--- START ---

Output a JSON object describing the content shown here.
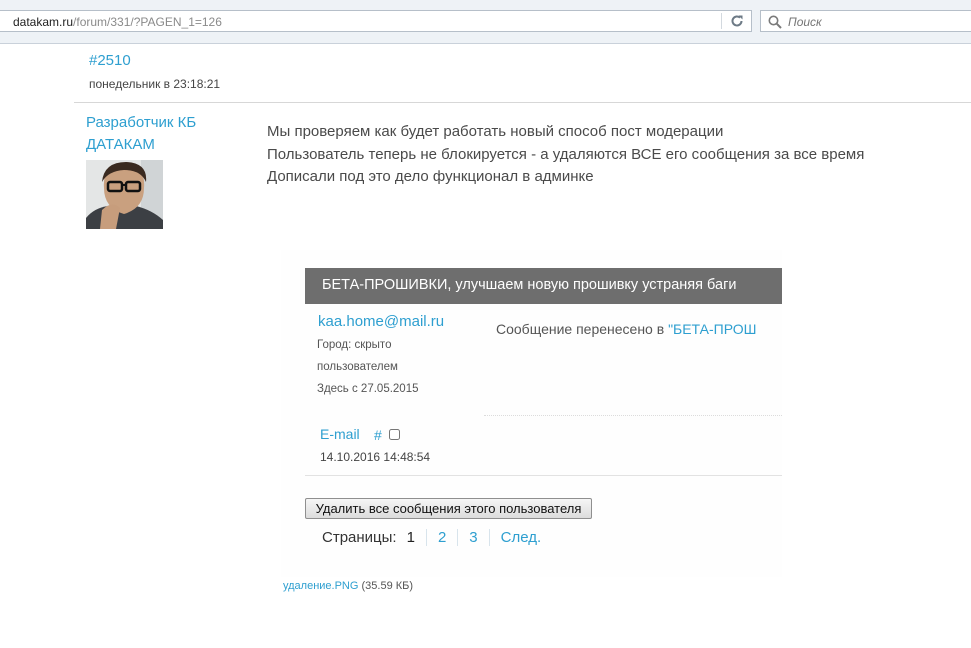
{
  "browser": {
    "url_domain": "datakam.ru",
    "url_path": "/forum/331/?PAGEN_1=126",
    "search_placeholder": "Поиск"
  },
  "post": {
    "number": "#2510",
    "date": "понедельник в 23:18:21",
    "author_line1": "Разработчик КБ",
    "author_line2": "ДАТАКАМ",
    "message": [
      "Мы проверяем как будет работать новый способ пост модерации",
      "Пользователь теперь не блокируется - а удаляются ВСЕ его сообщения за все время",
      "Дописали под это дело функционал в админке"
    ]
  },
  "screenshot": {
    "banner": "БЕТА-ПРОШИВКИ, улучшаем новую прошивку устраняя баги",
    "user_email": "kaa.home@mail.ru",
    "city_label": "Город: скрыто",
    "city_label2": "пользователем",
    "since": "Здесь с 27.05.2015",
    "moved_text": "Сообщение перенесено в ",
    "moved_link": "\"БЕТА-ПРОШ",
    "email_link": "E-mail",
    "hash": "#",
    "post_date": "14.10.2016 14:48:54",
    "delete_button": "Удалить все сообщения этого пользователя",
    "pages_label": "Страницы:",
    "current_page": "1",
    "pages": [
      "2",
      "3"
    ],
    "next": "След."
  },
  "attachment": {
    "name": "удаление.PNG",
    "size": "(35.59 КБ)"
  }
}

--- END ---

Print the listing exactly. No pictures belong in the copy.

> _ANSWER TO THIS TASK_
Output a JSON object describing the content shown here.
{
  "browser": {
    "url_domain": "datakam.ru",
    "url_path": "/forum/331/?PAGEN_1=126",
    "search_placeholder": "Поиск"
  },
  "post": {
    "number": "#2510",
    "date": "понедельник в 23:18:21",
    "author_line1": "Разработчик КБ",
    "author_line2": "ДАТАКАМ",
    "message": [
      "Мы проверяем как будет работать новый способ пост модерации",
      "Пользователь теперь не блокируется - а удаляются ВСЕ его сообщения за все время",
      "Дописали под это дело функционал в админке"
    ]
  },
  "screenshot": {
    "banner": "БЕТА-ПРОШИВКИ, улучшаем новую прошивку устраняя баги",
    "user_email": "kaa.home@mail.ru",
    "city_label": "Город: скрыто",
    "city_label2": "пользователем",
    "since": "Здесь с 27.05.2015",
    "moved_text": "Сообщение перенесено в ",
    "moved_link": "\"БЕТА-ПРОШ",
    "email_link": "E-mail",
    "hash": "#",
    "post_date": "14.10.2016 14:48:54",
    "delete_button": "Удалить все сообщения этого пользователя",
    "pages_label": "Страницы:",
    "current_page": "1",
    "pages": [
      "2",
      "3"
    ],
    "next": "След."
  },
  "attachment": {
    "name": "удаление.PNG",
    "size": "(35.59 КБ)"
  }
}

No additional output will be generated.